What is the best treatment for neurosarcoidosis?

No established treatment guidelines exist for neurosarcoidosis. The general consensus among neurologists has been to initially treat with high-dose corticosteroids, often oral prednisone, followed by transition to immunosuppressants, such as methotrexate or azathioprine.

What is sarcoidosis?

Sarcoidosis is a disease characterized by the growth of tiny collections of inflammatory cells (granulomas) in any part of your body — most commonly the lungs and lymph nodes. But it can also affect the eyes, skin, heart and other organs.

What areas of the body are affected by sarcoidosis?

The areas of the body commonly affected by sarcoidosis include: lymph nodes. lungs. eyes. skin. liver. heart.

What happens if sarcoidosis is not treated?

Lungs. Untreated pulmonary sarcoidosis can lead to permanent scarring in your lungs (pulmonary fibrosis), making it difficult to breathe and sometimes causing pulmonary hypertension. Eyes. Inflammation can affect almost any part of your eye and may cause damage to the retina, which can eventually cause blindness.

What is the outlook for people with sarcoidosis?

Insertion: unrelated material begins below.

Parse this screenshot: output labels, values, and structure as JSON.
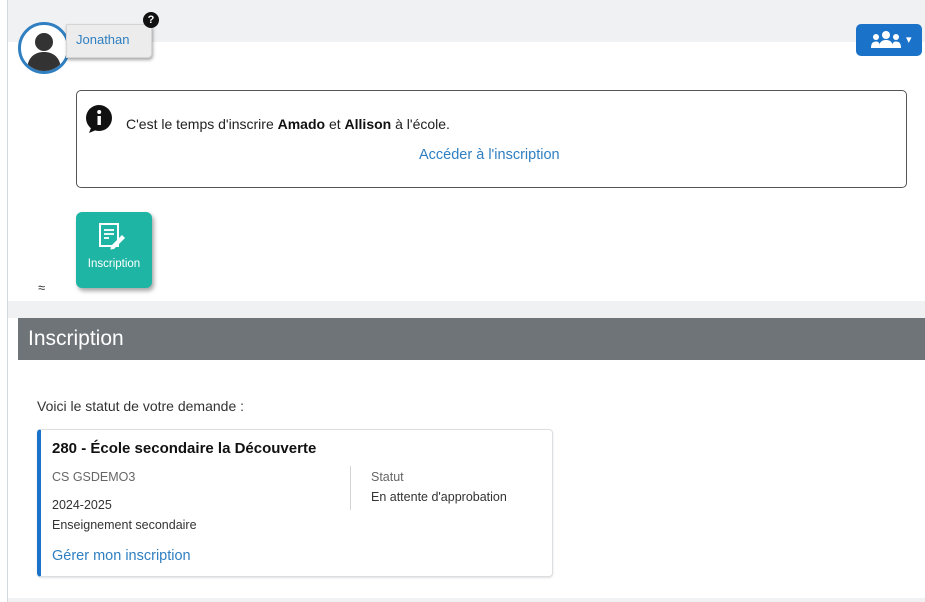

The outlook is generally good for people with sarcoidosis. Many people live relatively healthy, active lives. Symptoms often improve with or without treatment in about two years. In some cases, however, sarcoidosis can become a long-term condition.